Ph.D., University of Michigan (2014)
M.A., University of Michigan (2011)
B.A., Colby College (2006)
My research focuses on labor markets in developing countries. My work centers on labor migration from developing countries to richer countries and the role of human capital investment, specifically investment in education, on labor market outcomes. In my work on migration, I am particularly interested in questions that examine how migration can be used as an effective tool for economic development. Using large administrative datasets primarily from the Philippines, I employ microeconometric techniques to analyze the causal effects of labor migration on education, health, and labor market decisions of individuals remaining in the Philippines. In another current project, I am evaluating the government of the Philippines' principal anti-child labor program.
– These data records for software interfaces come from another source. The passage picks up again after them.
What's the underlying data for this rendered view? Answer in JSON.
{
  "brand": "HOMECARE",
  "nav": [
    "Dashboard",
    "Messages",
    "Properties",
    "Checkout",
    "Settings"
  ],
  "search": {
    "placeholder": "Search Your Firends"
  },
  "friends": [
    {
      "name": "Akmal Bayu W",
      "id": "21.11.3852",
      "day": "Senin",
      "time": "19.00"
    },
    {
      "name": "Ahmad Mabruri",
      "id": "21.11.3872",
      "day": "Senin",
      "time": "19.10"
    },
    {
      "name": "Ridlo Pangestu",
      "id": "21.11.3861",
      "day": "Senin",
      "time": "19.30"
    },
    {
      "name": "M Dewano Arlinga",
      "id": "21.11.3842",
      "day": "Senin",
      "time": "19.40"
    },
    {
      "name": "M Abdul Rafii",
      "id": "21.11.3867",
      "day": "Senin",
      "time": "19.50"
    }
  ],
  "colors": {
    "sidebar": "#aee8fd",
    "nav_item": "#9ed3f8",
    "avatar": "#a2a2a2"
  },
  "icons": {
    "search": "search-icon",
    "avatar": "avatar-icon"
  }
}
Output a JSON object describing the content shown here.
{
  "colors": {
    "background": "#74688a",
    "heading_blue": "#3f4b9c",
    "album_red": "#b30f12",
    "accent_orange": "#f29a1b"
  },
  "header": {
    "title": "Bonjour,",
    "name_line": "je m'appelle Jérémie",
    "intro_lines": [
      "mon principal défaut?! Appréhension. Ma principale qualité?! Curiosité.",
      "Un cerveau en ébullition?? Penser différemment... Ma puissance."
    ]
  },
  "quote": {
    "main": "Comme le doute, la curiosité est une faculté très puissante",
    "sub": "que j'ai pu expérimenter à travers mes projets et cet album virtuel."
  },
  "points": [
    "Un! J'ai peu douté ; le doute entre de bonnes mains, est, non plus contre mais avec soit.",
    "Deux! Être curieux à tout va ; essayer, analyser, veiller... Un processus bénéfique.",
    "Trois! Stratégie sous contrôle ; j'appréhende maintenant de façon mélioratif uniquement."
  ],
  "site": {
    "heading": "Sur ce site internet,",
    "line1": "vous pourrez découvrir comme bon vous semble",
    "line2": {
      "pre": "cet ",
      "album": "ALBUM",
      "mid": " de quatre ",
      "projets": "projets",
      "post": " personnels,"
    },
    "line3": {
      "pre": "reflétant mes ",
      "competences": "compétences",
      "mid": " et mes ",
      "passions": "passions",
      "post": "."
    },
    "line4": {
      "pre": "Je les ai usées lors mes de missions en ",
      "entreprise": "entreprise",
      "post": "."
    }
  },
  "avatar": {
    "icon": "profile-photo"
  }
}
My previous research examines the effects of economic shocks in destination countries on demand for migrants and their wages.
My teaching complements my research. I teach a course called “The Economics of Migration” that examines the effects of migration on host countries, sending countries, and the migrants themselves. The course pays particular attention to the links between migration and development. I also teach introductory economics, and I enjoy providing students with their first economic toolbox. I also teach econometrics at Amherst, and I find it particularly rewarding to teach students to engage with economic research.